With nearly 100,000 sellers online and products ranging from custom emojis to personalized blog posts, the company provides various ways for their customers to use the platform, presenting a distinct business model. Lavingia said Gumroad is working toward a decision regarding the non-fungible tokens (NFT), turning to Twitter to gauge public opinion on the new technology. Each NFT token is completely unique, which allows owners to buy and sell digital items through the blockchain, according to Time.

One of the most distinctive differences between cryptocurrency and NFT is its use in online trade. Cryptocurrencies are exchangeable, whereas each NFT’s particular code represents specific products that are not. Like Gumroad, both have come out fairly recently and have original business models.

“It’s important to develop new things that put you at a creative advantage; having distinctiveness in your products is the key to innovation,” Lavinigna said.
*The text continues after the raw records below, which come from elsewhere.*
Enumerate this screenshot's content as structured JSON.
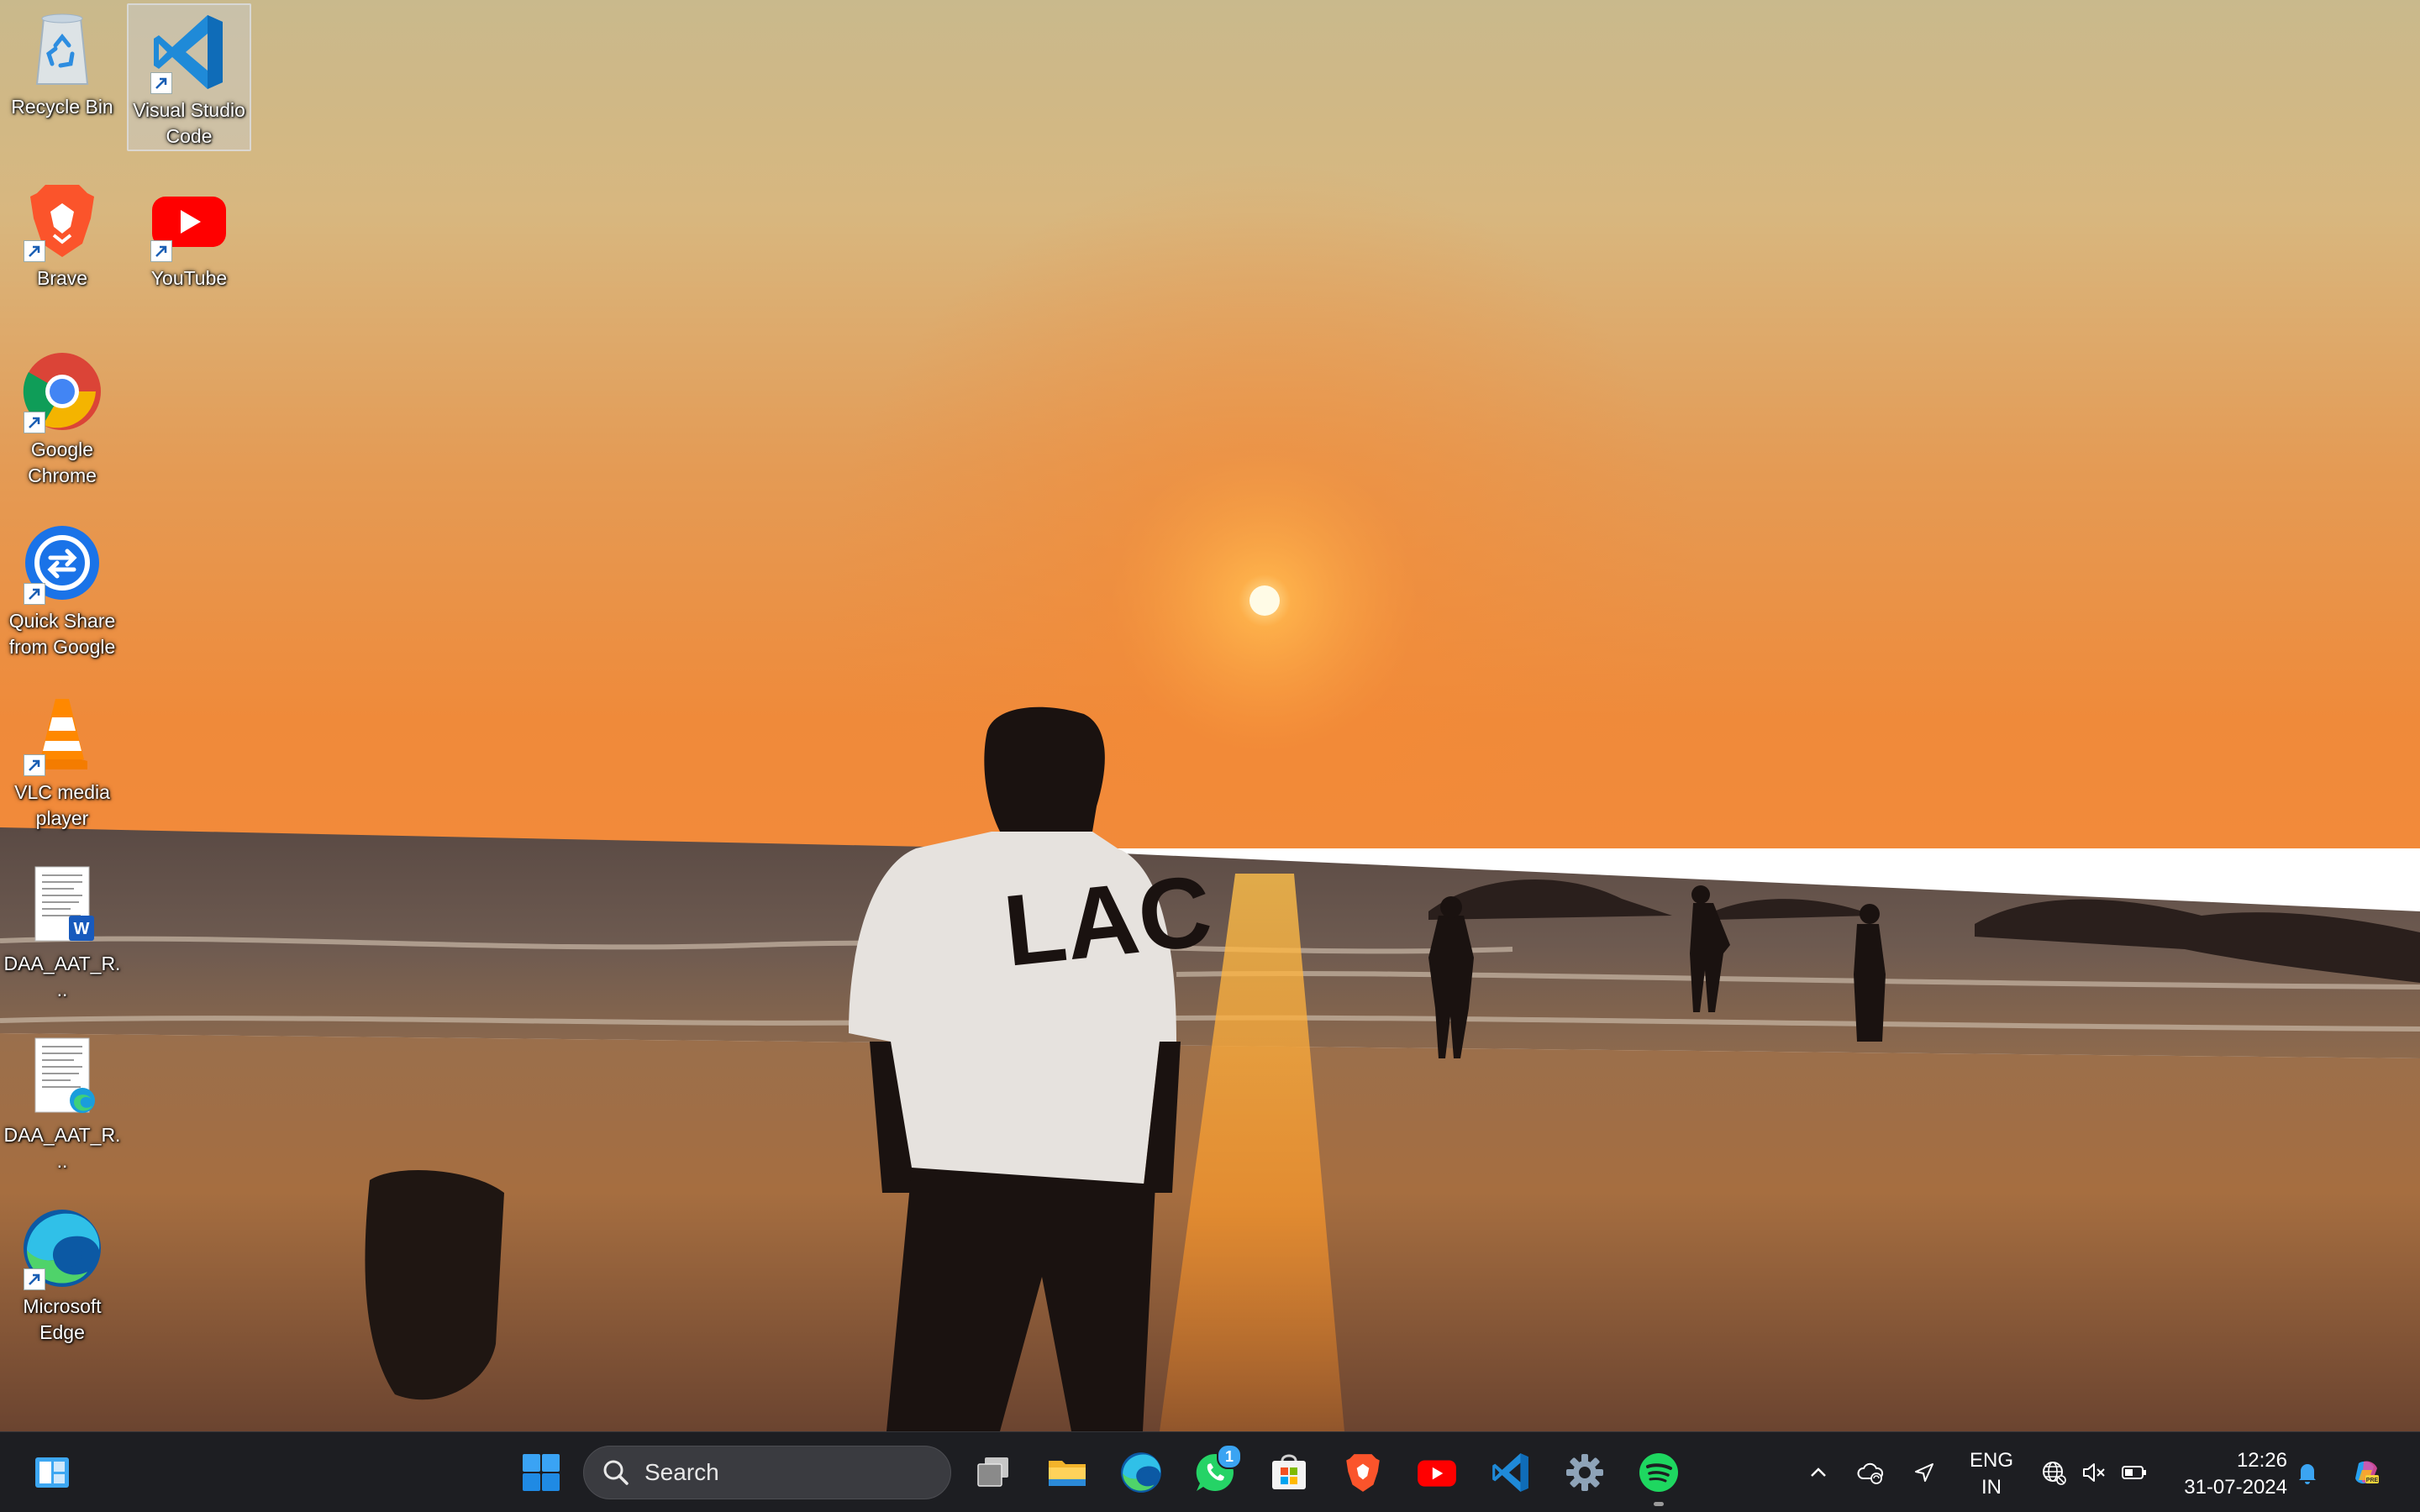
{
  "desktop": {
    "icons": [
      {
        "label": "Recycle Bin",
        "icon": "recycle-bin-icon"
      },
      {
        "label": "Visual Studio Code",
        "icon": "vscode-icon"
      },
      {
        "label": "Brave",
        "icon": "brave-icon"
      },
      {
        "label": "YouTube",
        "icon": "youtube-icon"
      },
      {
        "label": "Google Chrome",
        "icon": "chrome-icon"
      },
      {
        "label": "Quick Share from Google",
        "icon": "quick-share-icon"
      },
      {
        "label": "VLC media player",
        "icon": "vlc-icon"
      },
      {
        "label": "DAA_AAT_R...",
        "icon": "word-document-icon"
      },
      {
        "label": "DAA_AAT_R...",
        "icon": "pdf-document-icon"
      },
      {
        "label": "Microsoft Edge",
        "icon": "edge-icon"
      }
    ],
    "selected_icon": "Visual Studio Code"
  },
  "taskbar": {
    "search_placeholder": "Search",
    "pinned_apps": [
      "start",
      "task-view",
      "file-explorer",
      "edge",
      "whatsapp",
      "microsoft-store",
      "brave",
      "youtube",
      "vscode",
      "settings",
      "spotify"
    ],
    "whatsapp_badge": "1",
    "running_app": "spotify"
  },
  "tray": {
    "lang_line1": "ENG",
    "lang_line2": "IN",
    "time": "12:26",
    "date": "31-07-2024"
  },
  "colors": {
    "taskbar_bg": "#1d1e22",
    "accent_blue": "#0078d4",
    "badge_blue": "#3ba4f2",
    "spotify_green": "#1ed760"
  }
}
Keira Morrell ’24 said she enjoyed hearing Lavingia’s life story and of his journey to building such a successful business.

“How far he has come as an entrepreneur was fascinating, and I think he did a great job today, ” Morrell said.

Lavingia has developed uncommon business strategies throughout his entrepreneurial journey.

“I invest in people and start early with no products—it’s a bet on raw intelligence,” Lavingia said. “Potentially, we may implement NFTs into our model, but are waiting to see how the economy moves in the next few years.”

Blockchain member Ryan Pinkser ’23 said the speaker’s career path is inspiring, especially since Lavingia started his company at 19 years old.

“He’s incredibly busy and his journey is incredible as a creator, so it was a great honor to hear his story,” Pinkser ’23 said.